» **TASK REQUIREMENTS**: Copy each line that contains the string "action", taking them from the material.

» **TASK INPUTS**:
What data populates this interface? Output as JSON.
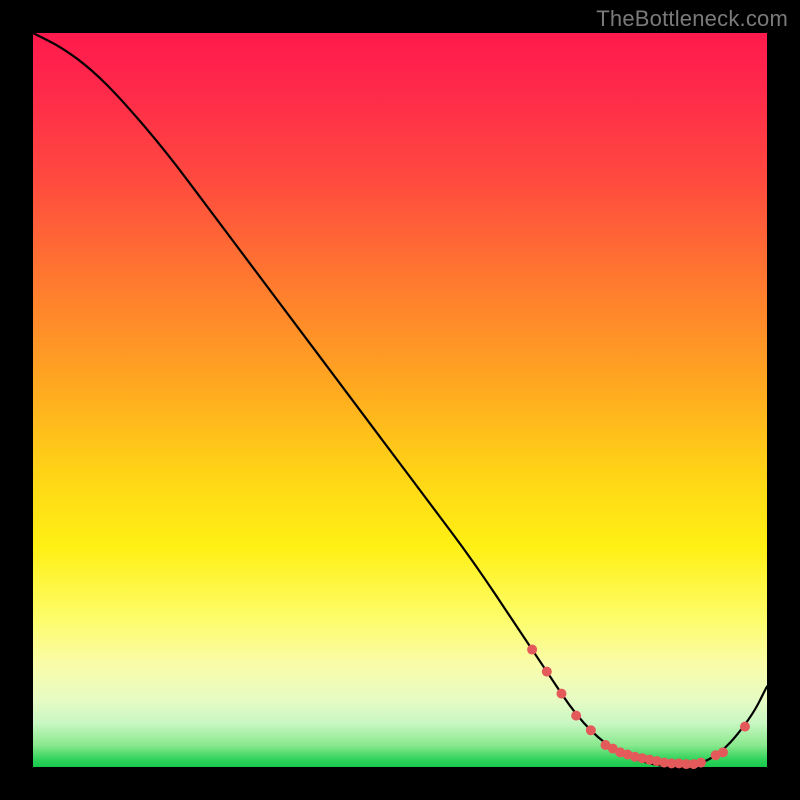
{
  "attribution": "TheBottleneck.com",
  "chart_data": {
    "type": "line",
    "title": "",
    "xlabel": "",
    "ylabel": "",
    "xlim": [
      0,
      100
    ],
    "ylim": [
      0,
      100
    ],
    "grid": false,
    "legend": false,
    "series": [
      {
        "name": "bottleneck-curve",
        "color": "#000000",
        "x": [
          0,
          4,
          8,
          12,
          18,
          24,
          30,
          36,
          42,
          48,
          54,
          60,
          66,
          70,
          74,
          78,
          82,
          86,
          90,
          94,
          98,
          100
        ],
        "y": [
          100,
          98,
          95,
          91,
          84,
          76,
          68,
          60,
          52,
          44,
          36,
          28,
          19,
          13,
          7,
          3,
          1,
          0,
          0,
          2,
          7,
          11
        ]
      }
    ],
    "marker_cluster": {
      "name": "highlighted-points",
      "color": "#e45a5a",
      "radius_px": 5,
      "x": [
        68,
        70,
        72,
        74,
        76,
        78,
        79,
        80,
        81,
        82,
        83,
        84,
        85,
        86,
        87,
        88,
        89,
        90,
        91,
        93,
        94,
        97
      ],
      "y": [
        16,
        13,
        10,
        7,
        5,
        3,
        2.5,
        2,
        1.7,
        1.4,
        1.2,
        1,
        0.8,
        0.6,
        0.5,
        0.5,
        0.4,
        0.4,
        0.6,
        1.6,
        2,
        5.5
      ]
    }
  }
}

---

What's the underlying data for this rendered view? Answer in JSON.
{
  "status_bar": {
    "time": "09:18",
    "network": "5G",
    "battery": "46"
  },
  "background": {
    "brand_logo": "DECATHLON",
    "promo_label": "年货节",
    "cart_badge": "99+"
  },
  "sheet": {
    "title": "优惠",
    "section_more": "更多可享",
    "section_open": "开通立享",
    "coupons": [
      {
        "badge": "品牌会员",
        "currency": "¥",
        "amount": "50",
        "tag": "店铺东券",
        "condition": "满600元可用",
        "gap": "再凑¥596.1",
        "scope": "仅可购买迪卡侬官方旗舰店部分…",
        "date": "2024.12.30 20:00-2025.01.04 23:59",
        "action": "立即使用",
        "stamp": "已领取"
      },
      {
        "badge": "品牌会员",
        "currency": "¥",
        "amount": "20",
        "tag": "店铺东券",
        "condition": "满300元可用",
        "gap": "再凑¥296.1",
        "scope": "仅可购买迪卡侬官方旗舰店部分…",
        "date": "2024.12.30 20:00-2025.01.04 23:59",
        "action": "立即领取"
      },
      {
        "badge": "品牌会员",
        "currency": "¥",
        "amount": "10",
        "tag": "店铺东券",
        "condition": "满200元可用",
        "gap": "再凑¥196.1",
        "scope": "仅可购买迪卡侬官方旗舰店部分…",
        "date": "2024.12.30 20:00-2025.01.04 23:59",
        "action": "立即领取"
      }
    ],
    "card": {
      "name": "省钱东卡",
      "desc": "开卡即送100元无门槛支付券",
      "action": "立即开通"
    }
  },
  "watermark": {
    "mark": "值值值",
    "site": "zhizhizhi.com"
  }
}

» **TASK OUTPUT**:
        "action": "立即使用",
        "action": "立即领取"
        "action": "立即领取"
      "action": "立即开通"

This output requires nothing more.